* [AIM OF THE EXERCISE]: Copy out all of the entries, keeping every word the same.

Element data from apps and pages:
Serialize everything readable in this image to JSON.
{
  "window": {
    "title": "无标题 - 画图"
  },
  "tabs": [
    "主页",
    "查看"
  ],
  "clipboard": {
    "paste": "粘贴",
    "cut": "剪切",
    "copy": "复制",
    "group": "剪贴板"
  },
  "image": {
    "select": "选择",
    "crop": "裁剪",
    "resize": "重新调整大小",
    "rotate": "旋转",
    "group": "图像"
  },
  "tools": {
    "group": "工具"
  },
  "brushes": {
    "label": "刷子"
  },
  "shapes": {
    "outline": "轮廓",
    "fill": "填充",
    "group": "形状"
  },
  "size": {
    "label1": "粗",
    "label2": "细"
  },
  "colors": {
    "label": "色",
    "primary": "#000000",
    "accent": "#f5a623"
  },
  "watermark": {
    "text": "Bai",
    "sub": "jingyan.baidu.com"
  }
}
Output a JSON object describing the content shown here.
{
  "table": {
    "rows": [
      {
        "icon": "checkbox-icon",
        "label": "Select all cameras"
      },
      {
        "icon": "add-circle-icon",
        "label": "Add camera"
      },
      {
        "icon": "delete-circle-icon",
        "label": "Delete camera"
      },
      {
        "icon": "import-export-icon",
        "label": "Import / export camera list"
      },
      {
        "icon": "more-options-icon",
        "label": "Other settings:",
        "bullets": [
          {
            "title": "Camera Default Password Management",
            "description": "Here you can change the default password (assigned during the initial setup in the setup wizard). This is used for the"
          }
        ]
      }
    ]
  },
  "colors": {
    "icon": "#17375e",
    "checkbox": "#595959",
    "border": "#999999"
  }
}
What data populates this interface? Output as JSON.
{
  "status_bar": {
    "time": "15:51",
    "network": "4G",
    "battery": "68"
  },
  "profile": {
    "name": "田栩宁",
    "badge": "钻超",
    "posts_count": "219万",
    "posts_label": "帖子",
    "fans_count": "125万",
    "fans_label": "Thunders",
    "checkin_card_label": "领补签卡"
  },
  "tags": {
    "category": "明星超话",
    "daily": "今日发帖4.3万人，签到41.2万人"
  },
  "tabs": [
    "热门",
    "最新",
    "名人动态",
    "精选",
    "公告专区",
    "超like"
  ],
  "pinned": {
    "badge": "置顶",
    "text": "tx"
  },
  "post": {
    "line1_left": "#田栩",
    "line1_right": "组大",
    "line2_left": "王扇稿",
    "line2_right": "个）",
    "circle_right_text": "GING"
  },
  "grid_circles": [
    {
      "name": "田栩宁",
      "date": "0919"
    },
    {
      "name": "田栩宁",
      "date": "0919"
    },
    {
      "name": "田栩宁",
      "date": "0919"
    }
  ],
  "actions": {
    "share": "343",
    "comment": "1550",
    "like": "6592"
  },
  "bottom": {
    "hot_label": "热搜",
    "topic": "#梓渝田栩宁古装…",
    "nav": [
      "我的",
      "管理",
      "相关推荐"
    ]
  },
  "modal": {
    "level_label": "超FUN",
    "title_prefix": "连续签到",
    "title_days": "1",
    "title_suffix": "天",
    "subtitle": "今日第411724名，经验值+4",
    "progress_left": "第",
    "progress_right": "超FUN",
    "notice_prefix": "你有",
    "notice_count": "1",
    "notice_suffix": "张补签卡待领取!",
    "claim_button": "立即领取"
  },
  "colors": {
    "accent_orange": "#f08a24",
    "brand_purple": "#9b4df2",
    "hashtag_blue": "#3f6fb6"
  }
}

* [ANSWER FOR THE TASK]:
Serialize everything readable in this image to JSON.
{
  "window": {
    "title": "无标题 - 画图"
  },
  "tabs": [
    "主页",
    "查看"
  ],
  "clipboard": {
    "paste": "粘贴",
    "cut": "剪切",
    "copy": "复制",
    "group": "剪贴板"
  },
  "image": {
    "select": "选择",
    "crop": "裁剪",
    "resize": "重新调整大小",
    "rotate": "旋转",
    "group": "图像"
  },
  "tools": {
    "group": "工具"
  },
  "brushes": {
    "label": "刷子"
  },
  "shapes": {
    "outline": "轮廓",
    "fill": "填充",
    "group": "形状"
  },
  "size": {
    "label1": "粗",
    "label2": "细"
  },
  "colors": {
    "label": "色",
    "primary": "#000000",
    "accent": "#f5a623"
  },
  "watermark": {
    "text": "Bai",
    "sub": "jingyan.baidu.com"
  }
}
Output a JSON object describing the content shown here.
{
  "table": {
    "rows": [
      {
        "icon": "checkbox-icon",
        "label": "Select all cameras"
      },
      {
        "icon": "add-circle-icon",
        "label": "Add camera"
      },
      {
        "icon": "delete-circle-icon",
        "label": "Delete camera"
      },
      {
        "icon": "import-export-icon",
        "label": "Import / export camera list"
      },
      {
        "icon": "more-options-icon",
        "label": "Other settings:",
        "bullets": [
          {
            "title": "Camera Default Password Management",
            "description": "Here you can change the default password (assigned during the initial setup in the setup wizard). This is used for the"
          }
        ]
      }
    ]
  },
  "colors": {
    "icon": "#17375e",
    "checkbox": "#595959",
    "border": "#999999"
  }
}
What data populates this interface? Output as JSON.
{
  "status_bar": {
    "time": "15:51",
    "network": "4G",
    "battery": "68"
  },
  "profile": {
    "name": "田栩宁",
    "badge": "钻超",
    "posts_count": "219万",
    "posts_label": "帖子",
    "fans_count": "125万",
    "fans_label": "Thunders",
    "checkin_card_label": "领补签卡"
  },
  "tags": {
    "category": "明星超话",
    "daily": "今日发帖4.3万人，签到41.2万人"
  },
  "tabs": [
    "热门",
    "最新",
    "名人动态",
    "精选",
    "公告专区",
    "超like"
  ],
  "pinned": {
    "badge": "置顶",
    "text": "tx"
  },
  "post": {
    "line1_left": "#田栩",
    "line1_right": "组大",
    "line2_left": "王扇稿",
    "line2_right": "个）",
    "circle_right_text": "GING"
  },
  "grid_circles": [
    {
      "name": "田栩宁",
      "date": "0919"
    },
    {
      "name": "田栩宁",
      "date": "0919"
    },
    {
      "name": "田栩宁",
      "date": "0919"
    }
  ],
  "actions": {
    "share": "343",
    "comment": "1550",
    "like": "6592"
  },
  "bottom": {
    "hot_label": "热搜",
    "topic": "#梓渝田栩宁古装…",
    "nav": [
      "我的",
      "管理",
      "相关推荐"
    ]
  },
  "modal": {
    "level_label": "超FUN",
    "title_prefix": "连续签到",
    "title_days": "1",
    "title_suffix": "天",
    "subtitle": "今日第411724名，经验值+4",
    "progress_left": "第",
    "progress_right": "超FUN",
    "notice_prefix": "你有",
    "notice_count": "1",
    "notice_suffix": "张补签卡待领取!",
    "claim_button": "立即领取"
  },
  "colors": {
    "accent_orange": "#f08a24",
    "brand_purple": "#9b4df2",
    "hashtag_blue": "#3f6fb6"
  }
}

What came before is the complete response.